Angela Hill is the co-founder of London's favourite independent bookstore IDEA. Alongside David Owen, she's been in the business of collecting and selling ultra-rare, ultra-out-there photo books since the late 1990s, when the pair were first enlisted to stock vintage tomes in the now-closed (but forever revolutionary) Colette store in Paris. These days, in addition to their incomparable offering of collectable books — stocked online and in Dover Street Market — the pair are also the minds behind some of the most spectacular new visual titles to have come out of the last decade. With a library of artists that includes Collier Schorr, Davide Sorrenti, Willy Vanderperre, Glen Luchford, and Nadia Lee Cohen in their publishing wing, it's fair to say that when it comes to photo books, no one's touching IDEA.

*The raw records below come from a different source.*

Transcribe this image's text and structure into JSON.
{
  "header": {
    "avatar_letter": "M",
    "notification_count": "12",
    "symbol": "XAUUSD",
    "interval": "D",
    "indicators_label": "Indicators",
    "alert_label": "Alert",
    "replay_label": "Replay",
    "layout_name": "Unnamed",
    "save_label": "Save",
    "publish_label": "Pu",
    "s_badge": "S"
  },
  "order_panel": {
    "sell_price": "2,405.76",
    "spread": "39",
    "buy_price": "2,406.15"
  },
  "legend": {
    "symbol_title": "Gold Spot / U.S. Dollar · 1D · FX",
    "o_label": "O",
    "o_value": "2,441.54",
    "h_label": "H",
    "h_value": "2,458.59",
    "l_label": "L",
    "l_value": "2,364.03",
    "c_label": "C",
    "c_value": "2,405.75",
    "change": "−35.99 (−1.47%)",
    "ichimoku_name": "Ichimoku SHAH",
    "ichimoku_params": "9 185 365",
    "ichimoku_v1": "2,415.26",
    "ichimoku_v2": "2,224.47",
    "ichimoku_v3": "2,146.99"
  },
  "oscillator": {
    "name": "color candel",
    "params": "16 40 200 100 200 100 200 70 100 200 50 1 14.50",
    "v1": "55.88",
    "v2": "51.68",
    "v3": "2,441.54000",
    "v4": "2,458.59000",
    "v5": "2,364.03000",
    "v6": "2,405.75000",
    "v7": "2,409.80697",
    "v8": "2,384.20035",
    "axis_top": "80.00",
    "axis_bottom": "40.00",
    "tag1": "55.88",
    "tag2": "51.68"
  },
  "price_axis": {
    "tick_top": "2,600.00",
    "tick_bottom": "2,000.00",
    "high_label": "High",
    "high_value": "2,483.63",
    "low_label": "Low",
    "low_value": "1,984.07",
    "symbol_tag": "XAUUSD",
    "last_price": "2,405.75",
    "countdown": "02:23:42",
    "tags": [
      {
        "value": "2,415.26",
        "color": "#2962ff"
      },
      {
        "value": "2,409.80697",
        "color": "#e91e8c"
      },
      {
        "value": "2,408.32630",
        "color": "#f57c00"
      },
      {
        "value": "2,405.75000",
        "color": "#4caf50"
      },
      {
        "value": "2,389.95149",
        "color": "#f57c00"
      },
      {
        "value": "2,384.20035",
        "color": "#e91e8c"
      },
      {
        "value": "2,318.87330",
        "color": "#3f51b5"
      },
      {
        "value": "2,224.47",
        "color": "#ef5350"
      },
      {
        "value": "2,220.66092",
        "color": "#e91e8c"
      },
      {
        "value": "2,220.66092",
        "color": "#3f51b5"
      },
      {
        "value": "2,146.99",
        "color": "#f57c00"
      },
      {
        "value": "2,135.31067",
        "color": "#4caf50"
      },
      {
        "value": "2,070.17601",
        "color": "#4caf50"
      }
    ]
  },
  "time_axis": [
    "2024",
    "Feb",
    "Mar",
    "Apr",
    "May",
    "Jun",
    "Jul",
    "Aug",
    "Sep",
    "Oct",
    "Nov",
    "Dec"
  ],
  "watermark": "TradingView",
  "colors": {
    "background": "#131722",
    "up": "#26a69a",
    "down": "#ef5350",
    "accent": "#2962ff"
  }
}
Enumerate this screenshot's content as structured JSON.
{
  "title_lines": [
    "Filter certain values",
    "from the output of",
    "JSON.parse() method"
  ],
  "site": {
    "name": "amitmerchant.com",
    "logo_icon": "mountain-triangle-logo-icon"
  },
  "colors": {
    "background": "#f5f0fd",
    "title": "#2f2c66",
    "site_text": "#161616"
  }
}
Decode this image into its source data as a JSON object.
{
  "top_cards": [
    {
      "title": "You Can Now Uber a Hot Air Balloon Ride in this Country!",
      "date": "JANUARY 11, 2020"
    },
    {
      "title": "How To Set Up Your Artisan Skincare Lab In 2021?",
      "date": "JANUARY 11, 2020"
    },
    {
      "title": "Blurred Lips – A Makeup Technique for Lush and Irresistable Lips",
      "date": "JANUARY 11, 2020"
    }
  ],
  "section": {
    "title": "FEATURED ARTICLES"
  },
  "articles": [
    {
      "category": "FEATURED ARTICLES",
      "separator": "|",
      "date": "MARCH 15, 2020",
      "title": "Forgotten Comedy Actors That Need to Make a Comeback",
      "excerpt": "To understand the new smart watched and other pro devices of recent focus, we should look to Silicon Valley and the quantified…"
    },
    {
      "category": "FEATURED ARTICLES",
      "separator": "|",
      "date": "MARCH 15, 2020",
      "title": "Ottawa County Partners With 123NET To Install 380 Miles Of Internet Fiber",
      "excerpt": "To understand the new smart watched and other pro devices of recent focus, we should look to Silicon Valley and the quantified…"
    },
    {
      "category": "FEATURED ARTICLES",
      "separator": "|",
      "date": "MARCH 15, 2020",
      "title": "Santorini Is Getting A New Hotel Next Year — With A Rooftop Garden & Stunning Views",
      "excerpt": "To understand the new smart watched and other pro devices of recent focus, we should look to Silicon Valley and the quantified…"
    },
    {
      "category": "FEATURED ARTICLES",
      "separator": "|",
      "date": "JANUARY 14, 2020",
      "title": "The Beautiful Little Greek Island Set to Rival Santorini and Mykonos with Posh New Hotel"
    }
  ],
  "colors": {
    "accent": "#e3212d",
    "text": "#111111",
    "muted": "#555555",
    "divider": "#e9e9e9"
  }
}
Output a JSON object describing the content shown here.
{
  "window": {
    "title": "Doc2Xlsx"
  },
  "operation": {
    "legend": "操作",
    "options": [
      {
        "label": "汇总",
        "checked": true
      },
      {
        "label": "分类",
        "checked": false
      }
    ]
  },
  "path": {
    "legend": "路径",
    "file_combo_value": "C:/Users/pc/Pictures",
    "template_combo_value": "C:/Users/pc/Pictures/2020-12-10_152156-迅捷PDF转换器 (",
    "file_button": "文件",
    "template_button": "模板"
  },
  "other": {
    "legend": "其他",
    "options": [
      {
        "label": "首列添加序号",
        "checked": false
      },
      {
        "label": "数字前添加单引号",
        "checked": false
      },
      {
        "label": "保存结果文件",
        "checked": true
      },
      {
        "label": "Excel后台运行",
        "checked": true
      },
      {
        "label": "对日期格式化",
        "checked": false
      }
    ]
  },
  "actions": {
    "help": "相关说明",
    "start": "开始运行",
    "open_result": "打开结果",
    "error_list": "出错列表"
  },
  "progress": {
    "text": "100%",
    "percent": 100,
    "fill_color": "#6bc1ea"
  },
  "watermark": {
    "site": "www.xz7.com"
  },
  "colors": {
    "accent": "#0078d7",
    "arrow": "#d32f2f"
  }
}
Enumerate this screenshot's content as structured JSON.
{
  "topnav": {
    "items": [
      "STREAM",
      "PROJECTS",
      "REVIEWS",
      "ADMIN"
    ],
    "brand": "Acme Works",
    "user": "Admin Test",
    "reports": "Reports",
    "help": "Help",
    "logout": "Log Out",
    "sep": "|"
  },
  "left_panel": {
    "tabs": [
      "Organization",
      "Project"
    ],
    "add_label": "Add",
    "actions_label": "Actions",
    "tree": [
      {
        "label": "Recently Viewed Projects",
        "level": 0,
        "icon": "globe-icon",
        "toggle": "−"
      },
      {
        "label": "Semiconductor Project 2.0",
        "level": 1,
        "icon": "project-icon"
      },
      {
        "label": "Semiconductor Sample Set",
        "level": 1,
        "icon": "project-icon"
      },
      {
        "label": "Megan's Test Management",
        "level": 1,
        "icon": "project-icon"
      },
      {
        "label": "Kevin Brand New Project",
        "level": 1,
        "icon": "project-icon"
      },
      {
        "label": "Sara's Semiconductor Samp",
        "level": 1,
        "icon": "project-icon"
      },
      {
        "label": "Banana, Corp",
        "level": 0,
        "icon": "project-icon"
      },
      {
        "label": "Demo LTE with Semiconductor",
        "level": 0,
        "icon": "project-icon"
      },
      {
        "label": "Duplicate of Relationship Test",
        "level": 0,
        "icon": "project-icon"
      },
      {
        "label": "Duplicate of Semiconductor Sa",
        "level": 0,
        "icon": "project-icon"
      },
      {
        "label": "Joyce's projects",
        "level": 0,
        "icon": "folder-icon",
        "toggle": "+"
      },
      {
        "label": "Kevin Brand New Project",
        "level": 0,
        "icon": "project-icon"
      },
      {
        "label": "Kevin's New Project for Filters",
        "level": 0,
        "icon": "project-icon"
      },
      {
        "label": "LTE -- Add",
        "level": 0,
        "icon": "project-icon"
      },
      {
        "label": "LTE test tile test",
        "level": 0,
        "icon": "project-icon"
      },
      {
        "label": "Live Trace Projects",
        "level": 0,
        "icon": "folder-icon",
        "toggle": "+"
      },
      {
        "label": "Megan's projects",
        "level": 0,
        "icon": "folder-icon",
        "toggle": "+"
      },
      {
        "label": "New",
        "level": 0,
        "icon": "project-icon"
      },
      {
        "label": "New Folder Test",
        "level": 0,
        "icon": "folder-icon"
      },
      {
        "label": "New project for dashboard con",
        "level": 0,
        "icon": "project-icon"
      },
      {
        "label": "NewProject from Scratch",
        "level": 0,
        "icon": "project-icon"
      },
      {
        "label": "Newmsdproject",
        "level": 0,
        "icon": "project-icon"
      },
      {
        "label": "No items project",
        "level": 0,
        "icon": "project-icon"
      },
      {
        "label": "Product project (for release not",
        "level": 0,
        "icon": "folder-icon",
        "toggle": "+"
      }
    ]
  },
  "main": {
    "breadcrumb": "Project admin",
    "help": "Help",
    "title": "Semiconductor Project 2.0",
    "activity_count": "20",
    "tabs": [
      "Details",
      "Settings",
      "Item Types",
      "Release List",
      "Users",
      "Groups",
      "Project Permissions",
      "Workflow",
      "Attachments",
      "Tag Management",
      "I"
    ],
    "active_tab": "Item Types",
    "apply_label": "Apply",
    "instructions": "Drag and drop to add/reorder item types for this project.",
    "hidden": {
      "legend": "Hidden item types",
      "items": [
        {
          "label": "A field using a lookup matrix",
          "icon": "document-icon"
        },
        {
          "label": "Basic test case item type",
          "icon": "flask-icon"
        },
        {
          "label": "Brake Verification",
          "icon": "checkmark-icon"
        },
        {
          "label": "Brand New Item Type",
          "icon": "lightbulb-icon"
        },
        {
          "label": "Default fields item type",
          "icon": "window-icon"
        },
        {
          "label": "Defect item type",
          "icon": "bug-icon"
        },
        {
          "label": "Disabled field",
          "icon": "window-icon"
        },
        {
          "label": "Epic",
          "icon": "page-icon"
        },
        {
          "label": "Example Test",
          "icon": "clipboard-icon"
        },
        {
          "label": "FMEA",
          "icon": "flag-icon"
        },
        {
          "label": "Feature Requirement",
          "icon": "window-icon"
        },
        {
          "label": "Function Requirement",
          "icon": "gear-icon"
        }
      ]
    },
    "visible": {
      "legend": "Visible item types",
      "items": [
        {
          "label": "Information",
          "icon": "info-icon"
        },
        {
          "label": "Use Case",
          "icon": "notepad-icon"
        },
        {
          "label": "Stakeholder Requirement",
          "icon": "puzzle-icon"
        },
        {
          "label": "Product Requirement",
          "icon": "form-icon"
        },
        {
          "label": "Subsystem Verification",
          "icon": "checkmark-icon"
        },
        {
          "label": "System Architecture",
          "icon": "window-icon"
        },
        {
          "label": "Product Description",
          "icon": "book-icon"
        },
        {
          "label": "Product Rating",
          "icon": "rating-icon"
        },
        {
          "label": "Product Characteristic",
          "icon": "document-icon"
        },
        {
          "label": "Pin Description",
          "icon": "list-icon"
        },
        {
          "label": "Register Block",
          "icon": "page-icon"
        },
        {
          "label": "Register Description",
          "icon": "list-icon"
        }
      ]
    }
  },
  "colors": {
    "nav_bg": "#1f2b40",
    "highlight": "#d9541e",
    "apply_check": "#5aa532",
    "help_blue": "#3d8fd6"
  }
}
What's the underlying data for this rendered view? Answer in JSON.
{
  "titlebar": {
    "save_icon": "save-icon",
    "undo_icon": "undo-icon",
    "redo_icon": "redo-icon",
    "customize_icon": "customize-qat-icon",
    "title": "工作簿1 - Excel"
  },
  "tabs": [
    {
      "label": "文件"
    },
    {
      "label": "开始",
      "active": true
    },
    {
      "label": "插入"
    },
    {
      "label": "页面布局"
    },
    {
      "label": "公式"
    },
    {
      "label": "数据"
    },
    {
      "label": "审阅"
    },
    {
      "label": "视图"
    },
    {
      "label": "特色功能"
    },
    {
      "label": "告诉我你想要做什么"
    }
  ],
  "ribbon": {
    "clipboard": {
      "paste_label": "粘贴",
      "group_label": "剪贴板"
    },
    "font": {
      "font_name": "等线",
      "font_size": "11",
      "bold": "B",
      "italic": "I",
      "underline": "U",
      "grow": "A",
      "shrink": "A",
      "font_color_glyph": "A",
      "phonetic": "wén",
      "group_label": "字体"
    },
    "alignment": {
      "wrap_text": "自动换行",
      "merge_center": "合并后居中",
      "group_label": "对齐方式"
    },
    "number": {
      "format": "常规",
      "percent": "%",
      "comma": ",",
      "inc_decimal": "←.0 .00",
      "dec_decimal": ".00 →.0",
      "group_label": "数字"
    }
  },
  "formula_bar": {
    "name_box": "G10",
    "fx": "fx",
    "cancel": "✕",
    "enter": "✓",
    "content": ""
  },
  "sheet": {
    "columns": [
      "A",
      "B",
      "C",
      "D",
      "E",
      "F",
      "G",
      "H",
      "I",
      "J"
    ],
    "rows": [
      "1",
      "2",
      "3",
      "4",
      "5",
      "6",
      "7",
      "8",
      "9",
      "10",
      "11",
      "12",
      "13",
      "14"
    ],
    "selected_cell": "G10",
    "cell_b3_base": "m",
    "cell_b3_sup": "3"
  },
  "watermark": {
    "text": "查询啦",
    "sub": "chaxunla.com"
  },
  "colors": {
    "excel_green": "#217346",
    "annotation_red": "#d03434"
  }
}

What some might not know about Angela, though, is that she's an incredibly gifted photographer herself. This month, after years of bringing other artists' books to life, she is at long last to release her first publication with her name on the cover. Titled Sylvia, the book in question is a tender years-long study of one girl, Sylvia Mann, who Angela photographed intermittently through the late 90s and early 00s for magazines like Dazed, EXIT, and Purple. Rendered in dreamy, pared-back portraits shot in her family home and the wild woodlands which surround it, the project charts Sylvia between the pivotal ages of 11 to 18, as she transforms from a child into a young woman. An exercise in pure photographic simplicity, the resulting book is a heartfelt document of girlhood and all its various phases of awkwardness, joy and self-discovery.
Angela's no bells and whistles approach to image-making is described best by artist Nadia Lee Cohen, who has published two perpetually sold out books with IDEA and authors the foreword to Sylvia. In it, she writes: "Angela Hill may not dress like a punk, but to me, she takes photos like one. Her team is non-existent, no make-up, lighting, styling, devoid of the usual paraphernalia. Angela just shows up with her camera, probably wearing a cap, jeans and maybe something from Hermès slung over her shoulder. What I'm trying to say is that Angela Hill isn't really a pre-planner, and to me, this is a magical fairy-like quality of which I am forever envious."